“I asked the director what percentage of girls had been sexually abused when they come here,” Ross said. “He said ‘What percentage? Every one of them. All 88 girls in our custody have been sexually abused’ and then he said ‘and most of the boys.’ They’re all victims of abuse.”
Jessica Sparks, an assistant with the Davidson Library Outreach Department and a third-year English and Renaissance studies major, said she was shocked by the sheer number of incarcerated youth that Ross’s project has revealed have been abused.
“I thought it wasn’t that many, but hearing it was all of them it brings a whole new level of depth to the pictures downstairs,” Sparks said.
According to Ross, many children in the juvenile justice system are suffering the consequences of their parents’ poor decisions.
“A girl that was doing 35 years — she murdered somebody,” Ross said. “She was high on meth. Her mother gave her meth when she was seven. This girl has already served about ten years . . . she was sentenced at 14 and is going to serve until she’s 34.”
Both my kids, and myself, avoided these kids’ situations because we had families that cared about us. We had resources from our family, from our community. These are kids that have none of that. There’s so many people that live paycheck to paycheck that are one step away from disaster and these kids are the result. – Richard Ross
Ross said one director of a detention center shared with him the difficulty of protecting transgender youth within the system.
“Often they are thrown out of their family and have to respond with survival — sex to eat, to sleep, to live,” Ross said. “The director said [of a male to female transgender youth] ‘If I put her in with the girls, she’ll be hurt. If I put her in with the boys, she’ll be killed. I keep her in isolation, I know it’s against federal law . . . But she is not going to be killed on my watch.’”
According to Ross, African American and Latino youths are at a higher risk of being tried as adults.
“Latino youth are four time more likely to receive an adult sentence for the same crime as white children,” Ross said. “African American youth are nine times more likely.”
Third-year psychology and communication double major Alexis Lin, who took an art class with Ross last Spring quarter, said it is a glaring issue that the majority of the incarcerated are of color.
“I think a lot of youth get stereotyped into certain categories and that’s something that needs to be acknowledged,” Lin said.
Ross said he often thought of the difference between his own children’s upbringing and that of incarcerated youth while visiting detention centers.
“Both my kids, and myself, avoided these kids’ situations because we had families that cared about us. We had resources from our family, from our community,” Ross said. “These are kids that have none of that.
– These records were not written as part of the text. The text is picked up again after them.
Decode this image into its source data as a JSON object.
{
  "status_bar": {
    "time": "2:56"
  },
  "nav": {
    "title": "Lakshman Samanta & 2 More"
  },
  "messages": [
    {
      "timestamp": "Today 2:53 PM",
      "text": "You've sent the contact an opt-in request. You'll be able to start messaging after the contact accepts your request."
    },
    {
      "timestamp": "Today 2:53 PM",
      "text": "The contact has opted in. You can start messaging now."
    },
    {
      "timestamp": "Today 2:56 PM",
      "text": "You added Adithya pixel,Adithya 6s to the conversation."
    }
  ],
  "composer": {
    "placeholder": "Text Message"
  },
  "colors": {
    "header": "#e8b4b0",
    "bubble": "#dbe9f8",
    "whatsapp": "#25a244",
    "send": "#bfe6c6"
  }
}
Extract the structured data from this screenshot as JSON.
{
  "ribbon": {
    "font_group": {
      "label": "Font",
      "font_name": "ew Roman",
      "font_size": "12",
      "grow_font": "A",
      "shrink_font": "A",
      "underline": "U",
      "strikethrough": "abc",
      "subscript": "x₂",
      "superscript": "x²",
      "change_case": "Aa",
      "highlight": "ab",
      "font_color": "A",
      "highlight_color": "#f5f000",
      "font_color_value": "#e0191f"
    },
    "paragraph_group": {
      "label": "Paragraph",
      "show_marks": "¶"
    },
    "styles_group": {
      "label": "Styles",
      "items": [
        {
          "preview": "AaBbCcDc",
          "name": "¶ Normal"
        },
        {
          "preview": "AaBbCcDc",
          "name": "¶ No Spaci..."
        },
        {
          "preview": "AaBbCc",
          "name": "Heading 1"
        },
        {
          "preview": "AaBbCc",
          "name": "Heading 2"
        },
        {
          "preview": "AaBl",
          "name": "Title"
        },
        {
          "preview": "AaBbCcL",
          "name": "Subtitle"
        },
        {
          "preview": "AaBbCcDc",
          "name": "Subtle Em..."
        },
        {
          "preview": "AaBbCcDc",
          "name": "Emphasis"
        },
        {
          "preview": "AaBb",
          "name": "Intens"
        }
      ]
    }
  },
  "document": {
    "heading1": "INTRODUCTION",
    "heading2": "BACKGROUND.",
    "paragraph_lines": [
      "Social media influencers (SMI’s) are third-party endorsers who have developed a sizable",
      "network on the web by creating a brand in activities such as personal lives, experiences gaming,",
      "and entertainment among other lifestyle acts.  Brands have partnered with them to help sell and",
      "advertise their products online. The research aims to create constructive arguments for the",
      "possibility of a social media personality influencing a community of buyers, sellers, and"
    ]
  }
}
There’s so many people that live paycheck to paycheck that are one step away from disaster and these kids are the result.”
First-year English major Hector Sanchez Castaneda said he also thought of his family when he learned about the living conditions of incarcerated youth in America.
“When I saw the pictures downstairs, on the first floor of the library, when I saw the little girl — she’s my sister’s age, eight-years-old,” Sanchez-Castaneda said. “It broke my heart to see a little girl like that with no family whatsoever to support her.”
According to Ross, communities are better off when detention centers are closed and resources are invested elsewhere in the community.
“We’ve been closing down a lot of these mass incarceration institutes, especially for kids,” Ross said. “We’ve turned a corner and crime hasn’t gone up . . . the data proves that the more you release kids and give resources to the community, the better the outcomes for kids and communities remain safe.”
Ross said there are still significant changes that need to be made in the juvenile justice system and hopes his photos will play a part in communicating the need for reform.
“What’s the common visual vocabulary: that if somebody sees a picture, you think about it,” Ross said. “I want to create that. I want to have images that haunt you, that when you think of kids in the system you have them looking back at you saying don’t forget me.”